Using an Administrative Scrivener
Since Japan’s regulation around short-term rentals is fairly complex and involves a variety of paperwork and bureaucratic processes, administrative scriveners have started to grow in recent popularity. An administrative scrivener is a legal profession in Japan which provides legal counsel, drafts documents, and files government licences and permits. Certain companies have even started specialising in specifically guiding customers through the requirements and registration necessary to host a short-term rental.
This being said, hiring an administrative scrivener can be quite costly, and these companies will typically only offer their services in Japanese. While certain companies like Minpaku Brothers have English-speaking staff and can provide their services in English, be prepared to pay a premium for this. You can also look for a real estate agent that might be able to help prepare your property and guide you through the Minpaku law’s requirements.
While this article covers a lot of information regarding operating short-term rentals in Japan, you might have some additional questions about short-term rentals in Japan. Below are a few helpful links to websites which contain additional information.
Minpaku FAQs (English): https://www.mlit.go.jp/kankocho/minpaku/faq_en.html
Minpaku Online Portal (English): https://www.mlit.go.jp/kankocho/minpaku/index_en.html
Minpaku Online Portal (Japanese): https://www.mlit.go.jp/kankocho/minpaku/index.html

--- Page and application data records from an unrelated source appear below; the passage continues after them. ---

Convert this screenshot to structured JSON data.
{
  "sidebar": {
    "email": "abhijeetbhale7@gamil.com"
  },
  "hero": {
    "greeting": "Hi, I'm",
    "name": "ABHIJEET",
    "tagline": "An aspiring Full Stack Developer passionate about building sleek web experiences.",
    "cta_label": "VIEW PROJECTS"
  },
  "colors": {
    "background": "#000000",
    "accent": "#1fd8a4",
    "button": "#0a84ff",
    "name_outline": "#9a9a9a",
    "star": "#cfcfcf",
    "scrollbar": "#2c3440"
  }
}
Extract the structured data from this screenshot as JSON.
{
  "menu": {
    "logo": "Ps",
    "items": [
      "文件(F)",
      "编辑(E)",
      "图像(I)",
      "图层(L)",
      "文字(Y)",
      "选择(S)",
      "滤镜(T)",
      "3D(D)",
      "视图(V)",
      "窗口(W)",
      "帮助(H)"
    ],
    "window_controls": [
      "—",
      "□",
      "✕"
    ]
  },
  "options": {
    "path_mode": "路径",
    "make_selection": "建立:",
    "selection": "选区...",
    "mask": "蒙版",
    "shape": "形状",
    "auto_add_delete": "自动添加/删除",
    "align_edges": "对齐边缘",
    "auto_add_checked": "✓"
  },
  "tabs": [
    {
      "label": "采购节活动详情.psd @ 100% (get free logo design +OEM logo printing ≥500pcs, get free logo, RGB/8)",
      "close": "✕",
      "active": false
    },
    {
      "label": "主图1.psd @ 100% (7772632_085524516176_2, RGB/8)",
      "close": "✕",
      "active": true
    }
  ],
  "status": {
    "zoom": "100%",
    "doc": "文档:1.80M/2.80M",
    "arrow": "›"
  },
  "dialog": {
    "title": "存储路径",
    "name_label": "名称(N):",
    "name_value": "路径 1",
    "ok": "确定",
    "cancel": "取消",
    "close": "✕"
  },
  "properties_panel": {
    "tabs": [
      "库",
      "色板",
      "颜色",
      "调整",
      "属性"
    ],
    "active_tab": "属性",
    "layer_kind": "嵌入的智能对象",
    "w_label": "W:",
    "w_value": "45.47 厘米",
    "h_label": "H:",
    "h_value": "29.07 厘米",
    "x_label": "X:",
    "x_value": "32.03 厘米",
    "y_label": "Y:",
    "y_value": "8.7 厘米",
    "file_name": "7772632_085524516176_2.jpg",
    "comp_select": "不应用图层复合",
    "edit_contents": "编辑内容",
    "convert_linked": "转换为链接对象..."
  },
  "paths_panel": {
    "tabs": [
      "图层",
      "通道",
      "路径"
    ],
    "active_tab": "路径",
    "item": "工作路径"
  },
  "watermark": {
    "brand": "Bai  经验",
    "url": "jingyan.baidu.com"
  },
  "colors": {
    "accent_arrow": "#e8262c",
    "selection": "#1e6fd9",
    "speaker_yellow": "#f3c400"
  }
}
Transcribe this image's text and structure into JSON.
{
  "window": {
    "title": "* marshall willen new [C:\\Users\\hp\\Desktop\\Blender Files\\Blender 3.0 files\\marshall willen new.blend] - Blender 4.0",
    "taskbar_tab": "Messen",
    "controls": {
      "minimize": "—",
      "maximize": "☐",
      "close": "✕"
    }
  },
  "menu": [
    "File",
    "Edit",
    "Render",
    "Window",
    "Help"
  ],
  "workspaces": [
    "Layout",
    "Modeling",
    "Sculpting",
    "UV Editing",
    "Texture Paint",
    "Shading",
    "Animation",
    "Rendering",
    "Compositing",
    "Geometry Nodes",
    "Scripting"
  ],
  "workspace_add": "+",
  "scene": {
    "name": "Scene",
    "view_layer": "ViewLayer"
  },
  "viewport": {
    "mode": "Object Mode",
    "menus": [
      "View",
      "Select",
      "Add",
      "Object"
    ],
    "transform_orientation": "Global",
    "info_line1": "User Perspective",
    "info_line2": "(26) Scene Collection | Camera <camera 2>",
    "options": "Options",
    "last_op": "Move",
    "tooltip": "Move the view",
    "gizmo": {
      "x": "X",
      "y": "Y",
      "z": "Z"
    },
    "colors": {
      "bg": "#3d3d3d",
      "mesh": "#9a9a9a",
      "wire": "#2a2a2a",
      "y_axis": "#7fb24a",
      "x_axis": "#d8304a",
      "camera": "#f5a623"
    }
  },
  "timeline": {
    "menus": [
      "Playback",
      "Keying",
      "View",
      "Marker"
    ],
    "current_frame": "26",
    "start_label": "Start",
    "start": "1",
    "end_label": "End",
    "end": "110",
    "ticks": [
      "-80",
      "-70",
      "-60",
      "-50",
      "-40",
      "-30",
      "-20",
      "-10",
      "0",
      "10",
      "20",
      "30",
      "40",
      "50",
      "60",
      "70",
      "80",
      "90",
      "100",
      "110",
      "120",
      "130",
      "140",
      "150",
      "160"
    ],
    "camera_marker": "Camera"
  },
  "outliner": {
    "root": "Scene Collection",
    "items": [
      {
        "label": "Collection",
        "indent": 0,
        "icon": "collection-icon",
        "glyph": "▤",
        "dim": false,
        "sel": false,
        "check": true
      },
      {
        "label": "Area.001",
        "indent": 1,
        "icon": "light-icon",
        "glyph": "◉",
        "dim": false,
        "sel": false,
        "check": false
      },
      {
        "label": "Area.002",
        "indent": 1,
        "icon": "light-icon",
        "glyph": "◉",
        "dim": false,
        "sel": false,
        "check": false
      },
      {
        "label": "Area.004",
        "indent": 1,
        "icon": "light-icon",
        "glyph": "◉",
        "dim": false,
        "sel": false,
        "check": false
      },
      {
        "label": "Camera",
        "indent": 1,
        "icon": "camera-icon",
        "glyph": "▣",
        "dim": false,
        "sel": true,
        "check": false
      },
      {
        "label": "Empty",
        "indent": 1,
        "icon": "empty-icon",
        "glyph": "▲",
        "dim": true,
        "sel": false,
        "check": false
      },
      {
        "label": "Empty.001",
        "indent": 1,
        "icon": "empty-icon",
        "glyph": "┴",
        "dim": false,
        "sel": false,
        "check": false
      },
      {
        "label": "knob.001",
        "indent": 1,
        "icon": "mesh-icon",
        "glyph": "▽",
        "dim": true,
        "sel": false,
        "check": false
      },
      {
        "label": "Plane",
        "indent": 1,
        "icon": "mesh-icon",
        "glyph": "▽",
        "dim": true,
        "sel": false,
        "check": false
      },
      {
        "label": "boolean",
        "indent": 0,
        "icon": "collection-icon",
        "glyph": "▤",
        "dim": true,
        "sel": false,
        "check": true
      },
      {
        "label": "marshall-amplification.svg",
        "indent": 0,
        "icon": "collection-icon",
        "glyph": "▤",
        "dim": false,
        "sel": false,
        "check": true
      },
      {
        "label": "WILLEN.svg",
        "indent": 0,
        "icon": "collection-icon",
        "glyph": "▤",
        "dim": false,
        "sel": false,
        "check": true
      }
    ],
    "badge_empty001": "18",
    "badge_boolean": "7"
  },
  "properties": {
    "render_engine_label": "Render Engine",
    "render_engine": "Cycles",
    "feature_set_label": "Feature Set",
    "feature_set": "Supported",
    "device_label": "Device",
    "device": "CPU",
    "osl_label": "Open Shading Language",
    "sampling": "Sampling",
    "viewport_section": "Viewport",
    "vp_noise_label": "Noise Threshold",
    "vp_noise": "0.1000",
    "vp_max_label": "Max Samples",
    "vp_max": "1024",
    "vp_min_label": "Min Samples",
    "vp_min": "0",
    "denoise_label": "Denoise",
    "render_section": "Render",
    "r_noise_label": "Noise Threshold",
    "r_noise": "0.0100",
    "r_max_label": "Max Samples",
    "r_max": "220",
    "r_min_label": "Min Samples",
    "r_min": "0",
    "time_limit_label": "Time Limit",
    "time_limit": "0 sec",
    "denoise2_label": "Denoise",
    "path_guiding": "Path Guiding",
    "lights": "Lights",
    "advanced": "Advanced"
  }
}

Japan Tourism Agency — Minpaku Law Information (Japanese): http://www.mlit.go.jp/kankocho/shisaku/sangyou/juutaku-shukuhaku.html
Airbnb — Japan Hosting FAQs (English): https://www.airbnbcitizen.com/japan-notification-faqs/
Airbnb — Japan Hosting FAQs (Japanese): https://www.airbnbcitizen.com/ja/japan-notification-faq/
Airbnb — Minpaku Resources (English): https://www.airbnb.ca/help/article/2177/notification-in-accordance-with-the-private-lodging-business-act---housing-accommodation-business-act----private-lodging-business-act----minpaku
Airbnb — Japan’s Relevant Laws and Regulations (English): https://www.airbnb.com/help/article/920/relevant-laws-and-regulations-in-japan
We cannot guarantee the accuracy of the regulations discussed in this article. Regulations often change on a regular basis, and we advise you to research the current regulations for your location. While we do our best to keep the information updated, if you find an error, omission, or something that needs an update, please let us know.